▶ Exercise data
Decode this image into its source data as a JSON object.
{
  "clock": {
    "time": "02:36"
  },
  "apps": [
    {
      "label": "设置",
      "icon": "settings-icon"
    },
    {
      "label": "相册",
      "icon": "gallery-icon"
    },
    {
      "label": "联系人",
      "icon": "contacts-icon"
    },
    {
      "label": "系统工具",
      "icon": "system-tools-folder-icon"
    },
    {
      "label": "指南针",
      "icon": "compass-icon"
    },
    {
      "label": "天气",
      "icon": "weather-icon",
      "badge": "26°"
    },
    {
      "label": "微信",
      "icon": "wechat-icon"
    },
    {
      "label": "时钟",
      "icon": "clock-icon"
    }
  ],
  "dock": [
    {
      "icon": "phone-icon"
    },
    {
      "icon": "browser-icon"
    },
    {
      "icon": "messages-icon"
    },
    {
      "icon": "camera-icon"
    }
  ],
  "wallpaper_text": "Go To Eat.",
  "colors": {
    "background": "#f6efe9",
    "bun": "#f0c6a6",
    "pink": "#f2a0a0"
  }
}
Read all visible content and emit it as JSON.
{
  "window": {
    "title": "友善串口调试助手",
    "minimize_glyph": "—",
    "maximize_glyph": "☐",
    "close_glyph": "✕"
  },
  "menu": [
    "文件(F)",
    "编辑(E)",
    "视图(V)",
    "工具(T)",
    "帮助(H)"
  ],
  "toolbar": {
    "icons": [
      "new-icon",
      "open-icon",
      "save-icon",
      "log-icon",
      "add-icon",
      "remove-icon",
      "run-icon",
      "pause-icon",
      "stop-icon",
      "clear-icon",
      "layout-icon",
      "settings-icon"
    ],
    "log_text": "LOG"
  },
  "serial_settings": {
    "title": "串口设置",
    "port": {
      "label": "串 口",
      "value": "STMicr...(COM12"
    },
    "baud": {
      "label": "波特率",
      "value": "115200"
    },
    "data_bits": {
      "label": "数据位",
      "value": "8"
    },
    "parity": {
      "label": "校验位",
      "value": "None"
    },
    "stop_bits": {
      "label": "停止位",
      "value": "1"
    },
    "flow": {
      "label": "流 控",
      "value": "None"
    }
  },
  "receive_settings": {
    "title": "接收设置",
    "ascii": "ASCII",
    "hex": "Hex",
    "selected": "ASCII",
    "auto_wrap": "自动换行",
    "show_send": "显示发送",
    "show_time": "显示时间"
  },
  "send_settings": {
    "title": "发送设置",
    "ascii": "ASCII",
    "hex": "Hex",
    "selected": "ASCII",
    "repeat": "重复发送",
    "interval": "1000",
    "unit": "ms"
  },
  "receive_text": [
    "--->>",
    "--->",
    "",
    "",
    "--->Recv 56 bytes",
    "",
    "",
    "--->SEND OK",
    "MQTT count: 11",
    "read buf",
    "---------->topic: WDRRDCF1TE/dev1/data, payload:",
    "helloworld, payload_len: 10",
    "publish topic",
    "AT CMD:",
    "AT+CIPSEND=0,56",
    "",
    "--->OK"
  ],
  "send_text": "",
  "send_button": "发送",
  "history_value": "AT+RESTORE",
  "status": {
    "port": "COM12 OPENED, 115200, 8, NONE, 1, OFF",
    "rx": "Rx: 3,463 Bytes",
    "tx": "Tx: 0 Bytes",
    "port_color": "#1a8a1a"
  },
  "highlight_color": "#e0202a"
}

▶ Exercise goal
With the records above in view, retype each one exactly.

▶ Exercise result
Decode this image into its source data as a JSON object.
{
  "clock": {
    "time": "02:36"
  },
  "apps": [
    {
      "label": "设置",
      "icon": "settings-icon"
    },
    {
      "label": "相册",
      "icon": "gallery-icon"
    },
    {
      "label": "联系人",
      "icon": "contacts-icon"
    },
    {
      "label": "系统工具",
      "icon": "system-tools-folder-icon"
    },
    {
      "label": "指南针",
      "icon": "compass-icon"
    },
    {
      "label": "天气",
      "icon": "weather-icon",
      "badge": "26°"
    },
    {
      "label": "微信",
      "icon": "wechat-icon"
    },
    {
      "label": "时钟",
      "icon": "clock-icon"
    }
  ],
  "dock": [
    {
      "icon": "phone-icon"
    },
    {
      "icon": "browser-icon"
    },
    {
      "icon": "messages-icon"
    },
    {
      "icon": "camera-icon"
    }
  ],
  "wallpaper_text": "Go To Eat.",
  "colors": {
    "background": "#f6efe9",
    "bun": "#f0c6a6",
    "pink": "#f2a0a0"
  }
}
Read all visible content and emit it as JSON.
{
  "window": {
    "title": "友善串口调试助手",
    "minimize_glyph": "—",
    "maximize_glyph": "☐",
    "close_glyph": "✕"
  },
  "menu": [
    "文件(F)",
    "编辑(E)",
    "视图(V)",
    "工具(T)",
    "帮助(H)"
  ],
  "toolbar": {
    "icons": [
      "new-icon",
      "open-icon",
      "save-icon",
      "log-icon",
      "add-icon",
      "remove-icon",
      "run-icon",
      "pause-icon",
      "stop-icon",
      "clear-icon",
      "layout-icon",
      "settings-icon"
    ],
    "log_text": "LOG"
  },
  "serial_settings": {
    "title": "串口设置",
    "port": {
      "label": "串 口",
      "value": "STMicr...(COM12"
    },
    "baud": {
      "label": "波特率",
      "value": "115200"
    },
    "data_bits": {
      "label": "数据位",
      "value": "8"
    },
    "parity": {
      "label": "校验位",
      "value": "None"
    },
    "stop_bits": {
      "label": "停止位",
      "value": "1"
    },
    "flow": {
      "label": "流 控",
      "value": "None"
    }
  },
  "receive_settings": {
    "title": "接收设置",
    "ascii": "ASCII",
    "hex": "Hex",
    "selected": "ASCII",
    "auto_wrap": "自动换行",
    "show_send": "显示发送",
    "show_time": "显示时间"
  },
  "send_settings": {
    "title": "发送设置",
    "ascii": "ASCII",
    "hex": "Hex",
    "selected": "ASCII",
    "repeat": "重复发送",
    "interval": "1000",
    "unit": "ms"
  },
  "receive_text": [
    "--->>",
    "--->",
    "",
    "",
    "--->Recv 56 bytes",
    "",
    "",
    "--->SEND OK",
    "MQTT count: 11",
    "read buf",
    "---------->topic: WDRRDCF1TE/dev1/data, payload:",
    "helloworld, payload_len: 10",
    "publish topic",
    "AT CMD:",
    "AT+CIPSEND=0,56",
    "",
    "--->OK"
  ],
  "send_text": "",
  "send_button": "发送",
  "history_value": "AT+RESTORE",
  "status": {
    "port": "COM12 OPENED, 115200, 8, NONE, 1, OFF",
    "rx": "Rx: 3,463 Bytes",
    "tx": "Tx: 0 Bytes",
    "port_color": "#1a8a1a"
  },
  "highlight_color": "#e0202a"
}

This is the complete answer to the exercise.